[Dataset records]
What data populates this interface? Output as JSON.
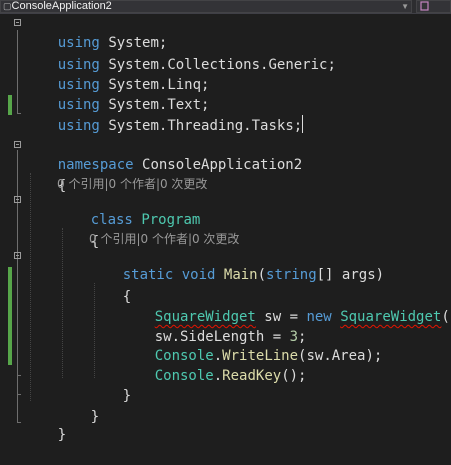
{
  "navbar": {
    "project": "ConsoleApplication2"
  },
  "code": {
    "using1": "using",
    "ns1": "System;",
    "using2": "using",
    "ns2": "System.Collections.Generic;",
    "using3": "using",
    "ns3": "System.Linq;",
    "using4": "using",
    "ns4": "System.Text;",
    "using5": "using",
    "ns5": "System.Threading.Tasks;",
    "namespace_kw": "namespace",
    "namespace_name": "ConsoleApplication2",
    "open_brace": "{",
    "close_brace": "}",
    "lens_class": "0 个引用|0 个作者|0 次更改",
    "class_kw": "class",
    "class_name": "Program",
    "lens_method": "0 个引用|0 个作者|0 次更改",
    "static_kw": "static",
    "void_kw": "void",
    "method_name": "Main",
    "paren_open": "(",
    "string_kw": "string",
    "params_rest": "[] args)",
    "type_widget": "SquareWidget",
    "var_sw": " sw = ",
    "new_kw": "new",
    "ctor_widget": "SquareWidget",
    "ctor_end": "();",
    "assign_line": "sw.SideLength = ",
    "assign_val": "3",
    "semicolon": ";",
    "console1": "Console",
    "dot": ".",
    "writeline": "WriteLine",
    "writeline_args": "(sw.Area);",
    "console2": "Console",
    "readkey": "ReadKey",
    "readkey_args": "();"
  },
  "colors": {
    "background": "#1e1e1e",
    "keyword": "#569cd6",
    "type": "#4ec9b0",
    "method": "#dcdcaa",
    "plain": "#dcdcdc",
    "codelens": "#999999",
    "change_bar": "#57a64a",
    "error_squiggle": "#e51400"
  }
}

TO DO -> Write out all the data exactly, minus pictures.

RESULT ->
What data populates this interface? Output as JSON.
{
  "navbar": {
    "project": "ConsoleApplication2"
  },
  "code": {
    "using1": "using",
    "ns1": "System;",
    "using2": "using",
    "ns2": "System.Collections.Generic;",
    "using3": "using",
    "ns3": "System.Linq;",
    "using4": "using",
    "ns4": "System.Text;",
    "using5": "using",
    "ns5": "System.Threading.Tasks;",
    "namespace_kw": "namespace",
    "namespace_name": "ConsoleApplication2",
    "open_brace": "{",
    "close_brace": "}",
    "lens_class": "0 个引用|0 个作者|0 次更改",
    "class_kw": "class",
    "class_name": "Program",
    "lens_method": "0 个引用|0 个作者|0 次更改",
    "static_kw": "static",
    "void_kw": "void",
    "method_name": "Main",
    "paren_open": "(",
    "string_kw": "string",
    "params_rest": "[] args)",
    "type_widget": "SquareWidget",
    "var_sw": " sw = ",
    "new_kw": "new",
    "ctor_widget": "SquareWidget",
    "ctor_end": "();",
    "assign_line": "sw.SideLength = ",
    "assign_val": "3",
    "semicolon": ";",
    "console1": "Console",
    "dot": ".",
    "writeline": "WriteLine",
    "writeline_args": "(sw.Area);",
    "console2": "Console",
    "readkey": "ReadKey",
    "readkey_args": "();"
  },
  "colors": {
    "background": "#1e1e1e",
    "keyword": "#569cd6",
    "type": "#4ec9b0",
    "method": "#dcdcaa",
    "plain": "#dcdcdc",
    "codelens": "#999999",
    "change_bar": "#57a64a",
    "error_squiggle": "#e51400"
  }
}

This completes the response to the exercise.